From Elliot Williams on the Hackaday blog:
Mike and I were talking about an interesting smart-glasses hack on the podcast. This was one of those projects where, even if you don’t need a pair of glasses with LEDs on them to help you navigate around, you just couldn’t help but marvel at a lot of the little design choices made throughout.
For instance, I love the way the flex PCB is made to do double duty by wrapping around the battery and forming a battery holder. This struck me as one of those quintessential hacks that only occurs to you because you need it. Necessity is the mother of invention, and all that. There was a problem, how to fit a battery holder in the tiny space, and a set of resources that included a flex PCB substrate. Cleverly mashing that all together ended up with a novel solution. This wouldn’t occur to you if you were just sitting at the beach; you’d have to be designing something electronic, space-constrained, and on a flex PCB to come up with this.
Mike made an offhand comment about how sometimes you just need to finish a project for the good ideas and clever solutions that you’ll come up with along the way, and I think this battery holder example drives that point home. I can’t count the number of my projects that may or may not have been dumb in retrospect, but along the way I came up with a little trick that I’ll end up using in many further projects, outliving the original application.

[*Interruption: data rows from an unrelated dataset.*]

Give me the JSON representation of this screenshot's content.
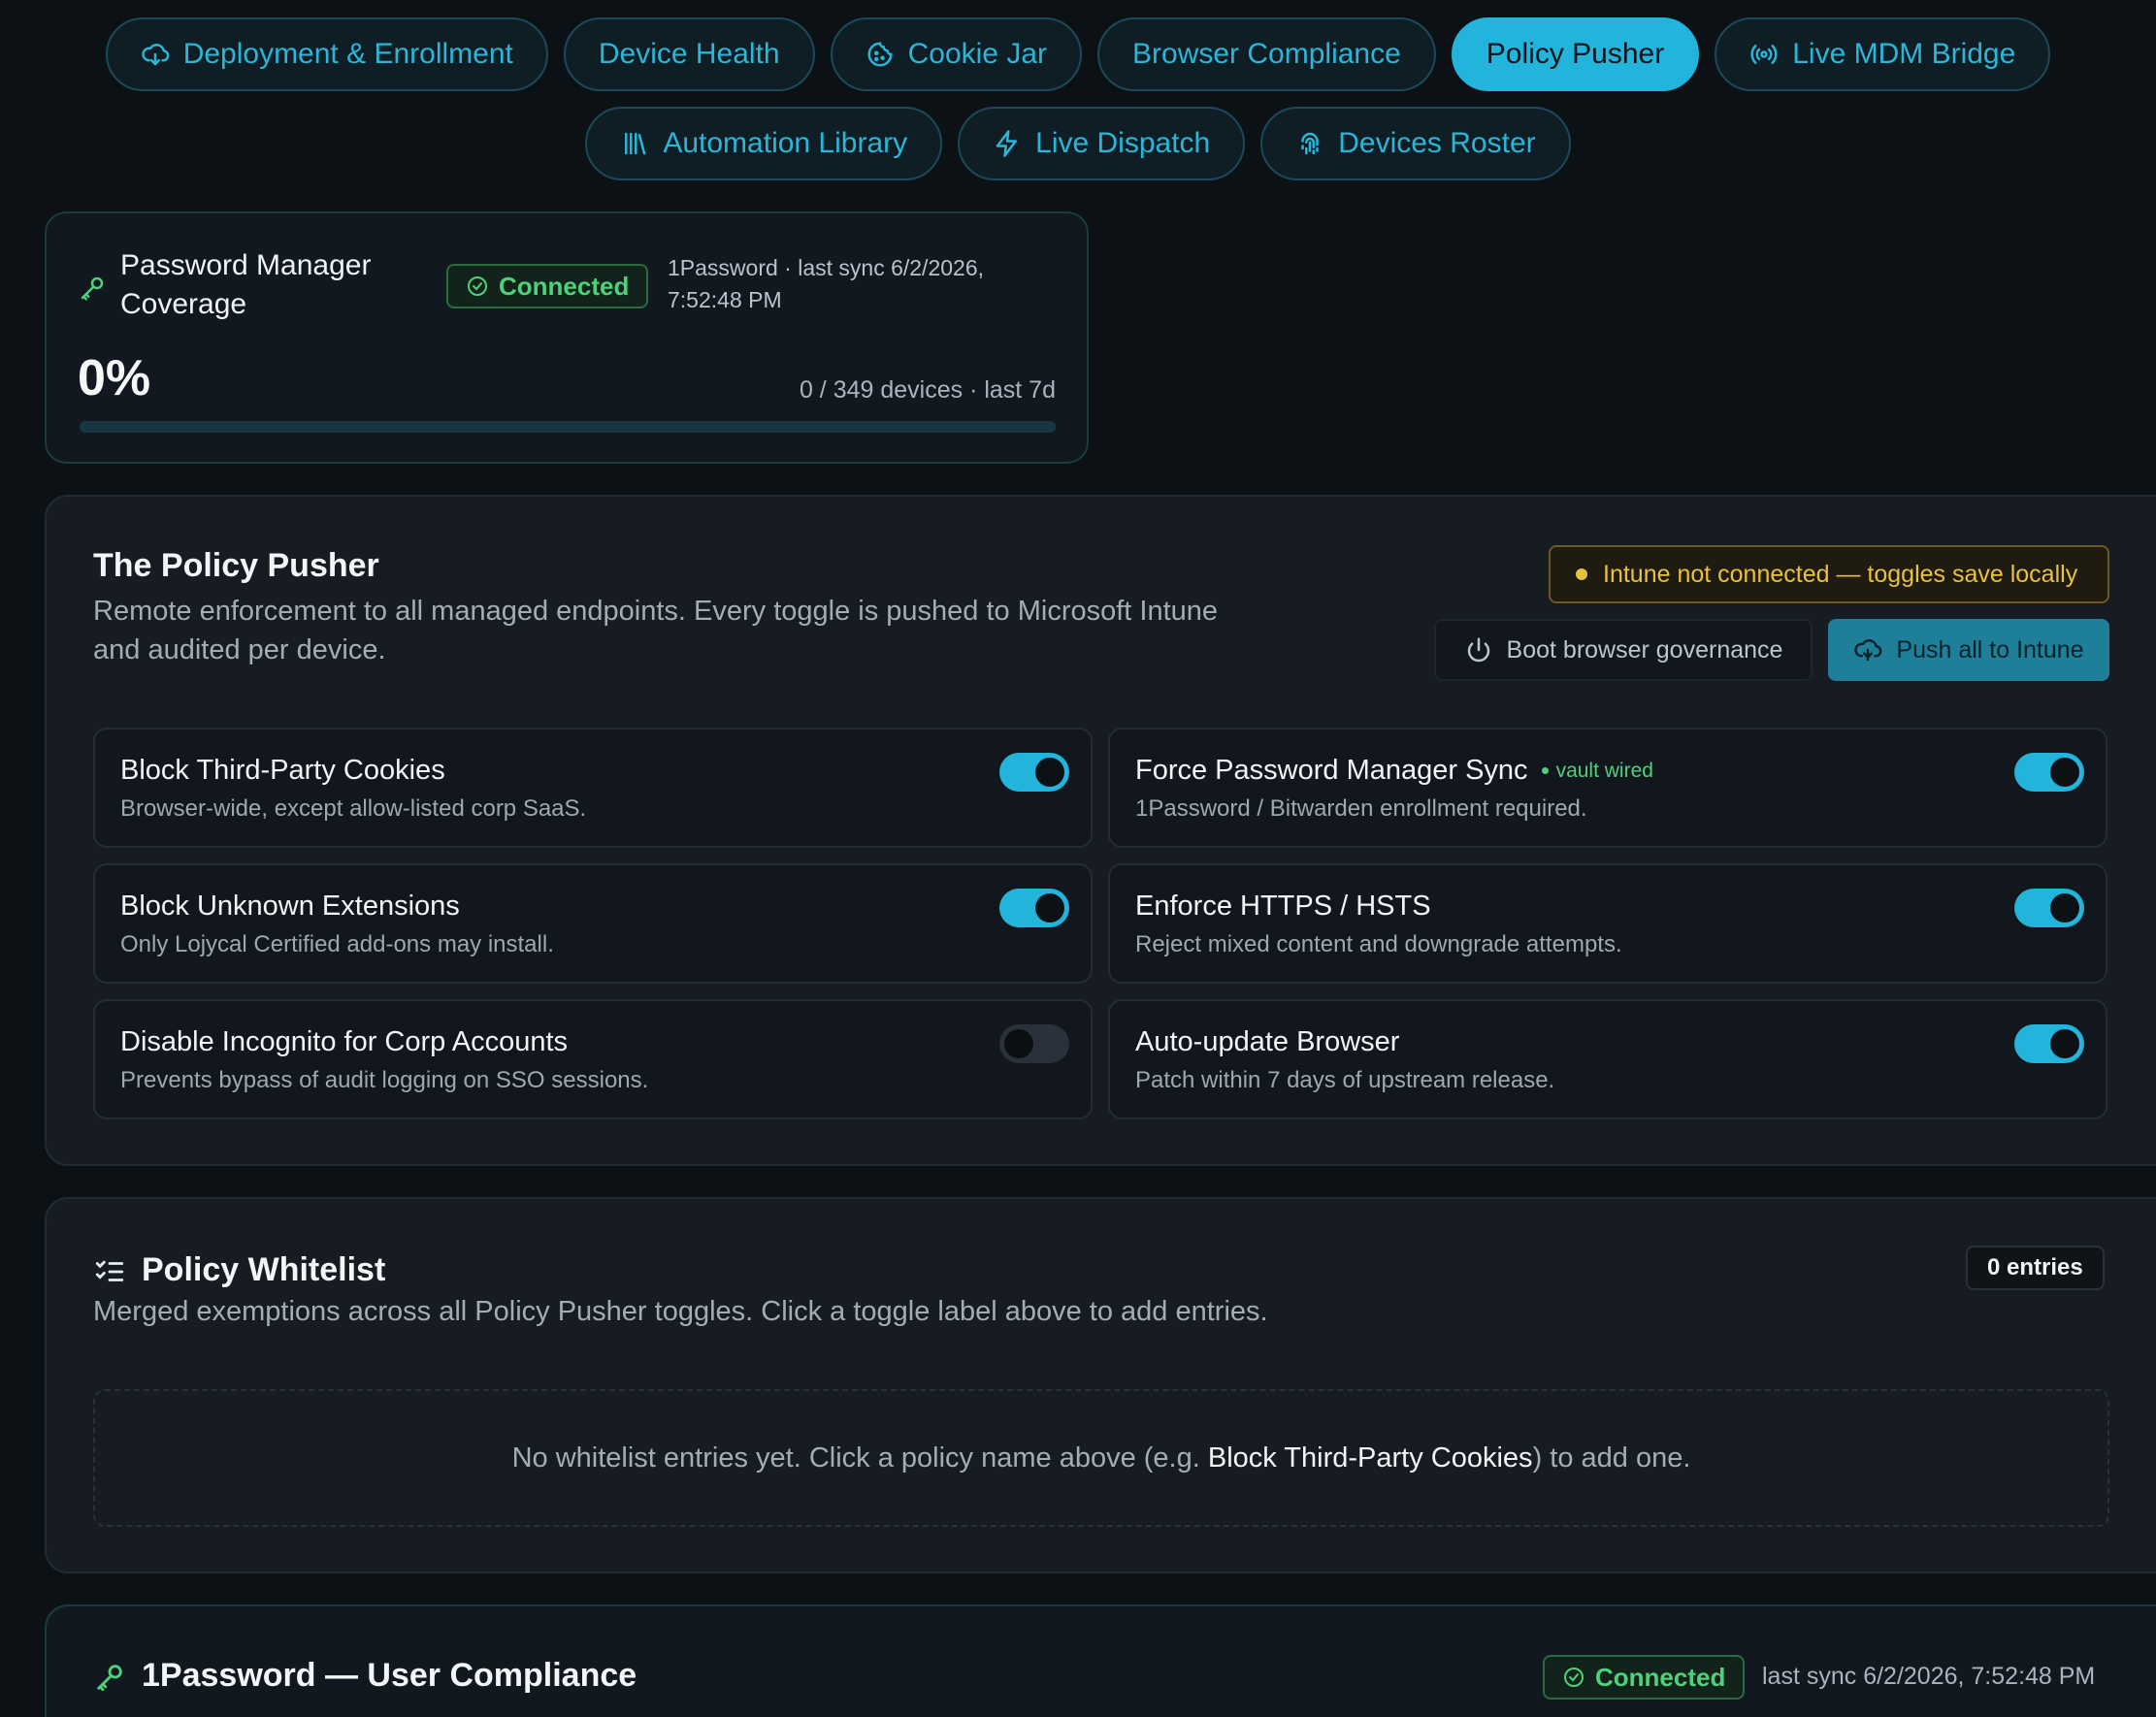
{
  "tabs_row1": [
    {
      "label": "Deployment & Enrollment",
      "icon": "cloud-download-icon"
    },
    {
      "label": "Device Health"
    },
    {
      "label": "Cookie Jar",
      "icon": "cookie-icon"
    },
    {
      "label": "Browser Compliance"
    },
    {
      "label": "Policy Pusher",
      "active": true
    },
    {
      "label": "Live MDM Bridge",
      "icon": "broadcast-icon"
    }
  ],
  "tabs_row2": [
    {
      "label": "Automation Library",
      "icon": "library-icon"
    },
    {
      "label": "Live Dispatch",
      "icon": "lightning-icon"
    },
    {
      "label": "Devices Roster",
      "icon": "fingerprint-icon"
    }
  ],
  "coverage": {
    "title": "Password Manager Coverage",
    "status": "Connected",
    "sync": "1Password · last sync 6/2/2026, 7:52:48 PM",
    "percent_label": "0%",
    "percent_value": 0,
    "count": "0 / 349 devices · last 7d"
  },
  "policy_pusher": {
    "title": "The Policy Pusher",
    "description": "Remote enforcement to all managed endpoints. Every toggle is pushed to Microsoft Intune and audited per device.",
    "warning": "Intune not connected — toggles save locally",
    "boot_label": "Boot browser governance",
    "push_label": "Push all to Intune",
    "toggles": [
      {
        "label": "Block Third-Party Cookies",
        "desc": "Browser-wide, except allow-listed corp SaaS.",
        "on": true
      },
      {
        "label": "Force Password Manager Sync",
        "desc": "1Password / Bitwarden enrollment required.",
        "on": true,
        "tag": "vault wired"
      },
      {
        "label": "Block Unknown Extensions",
        "desc": "Only Lojycal Certified add-ons may install.",
        "on": true
      },
      {
        "label": "Enforce HTTPS / HSTS",
        "desc": "Reject mixed content and downgrade attempts.",
        "on": true
      },
      {
        "label": "Disable Incognito for Corp Accounts",
        "desc": "Prevents bypass of audit logging on SSO sessions.",
        "on": false
      },
      {
        "label": "Auto-update Browser",
        "desc": "Patch within 7 days of upstream release.",
        "on": true
      }
    ]
  },
  "whitelist": {
    "title": "Policy Whitelist",
    "description": "Merged exemptions across all Policy Pusher toggles. Click a toggle label above to add entries.",
    "entries": "0 entries",
    "empty_prefix": "No whitelist entries yet. Click a policy name above (e.g. ",
    "empty_strong": "Block Third-Party Cookies",
    "empty_suffix": ") to add one."
  },
  "onepassword": {
    "title": "1Password — User Compliance",
    "status": "Connected",
    "sync": "last sync 6/2/2026, 7:52:48 PM"
  },
  "colors": {
    "accent": "#22b4db",
    "ok": "#4fd07a",
    "warn": "#e8c23c",
    "bg": "#0c1116"
  }
}
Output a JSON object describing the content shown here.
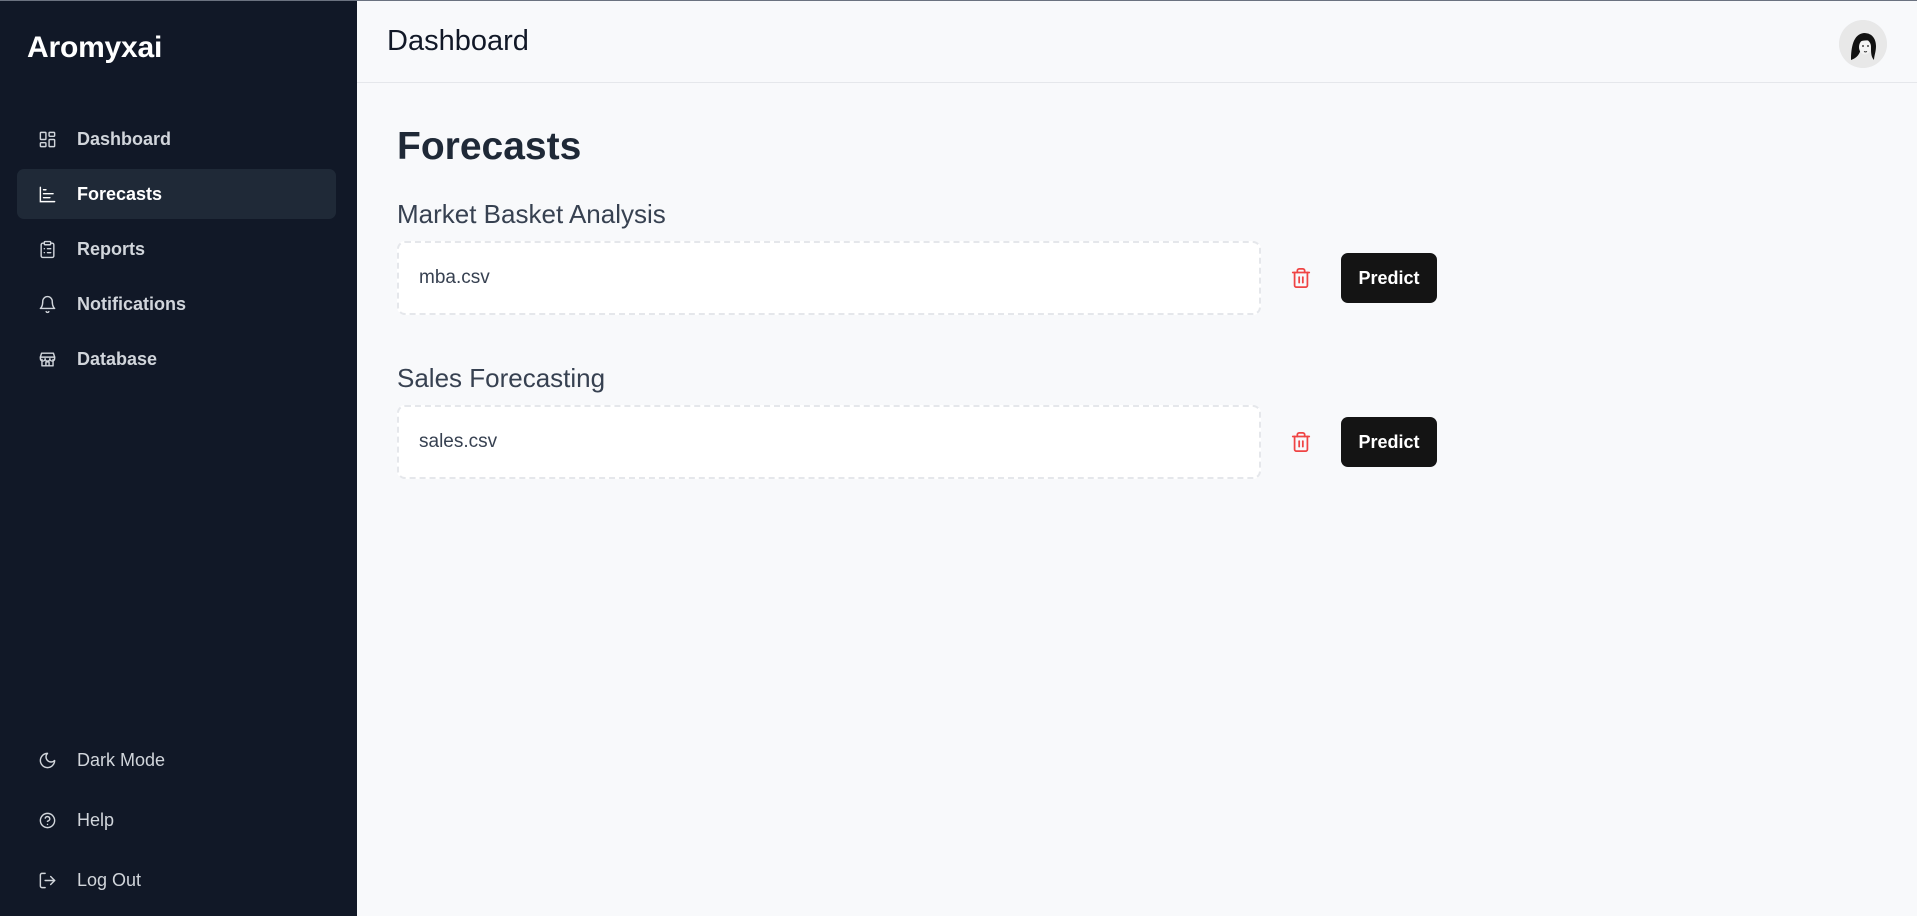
{
  "app": {
    "name": "Aromyxai"
  },
  "sidebar": {
    "items": [
      {
        "label": "Dashboard",
        "icon": "dashboard-icon"
      },
      {
        "label": "Forecasts",
        "icon": "chart-icon",
        "active": true
      },
      {
        "label": "Reports",
        "icon": "clipboard-icon"
      },
      {
        "label": "Notifications",
        "icon": "bell-icon"
      },
      {
        "label": "Database",
        "icon": "store-icon"
      }
    ],
    "bottom": [
      {
        "label": "Dark Mode",
        "icon": "moon-icon"
      },
      {
        "label": "Help",
        "icon": "help-circle-icon"
      },
      {
        "label": "Log Out",
        "icon": "logout-icon"
      }
    ]
  },
  "header": {
    "title": "Dashboard",
    "avatar_icon": "user-avatar"
  },
  "main": {
    "title": "Forecasts",
    "sections": [
      {
        "title": "Market Basket Analysis",
        "file": "mba.csv",
        "button": "Predict"
      },
      {
        "title": "Sales Forecasting",
        "file": "sales.csv",
        "button": "Predict"
      }
    ]
  },
  "colors": {
    "sidebar_bg": "#111827",
    "active_item_bg": "#1f2937",
    "page_bg": "#f8f9fb",
    "delete_red": "#ef4444",
    "button_bg": "#141414"
  }
}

Finishing up a project on principle is a reasonable goal just on its own. But when the process of seeing something to conclusion is the generator of new and interesting challenges and solutions, it’s even more valuable. So if you’re stuck on a project, and not sure you want to take it all the way, consider if the journey itself could be the destination, and look at it as an opportunity to come up with that next long-lasting trick.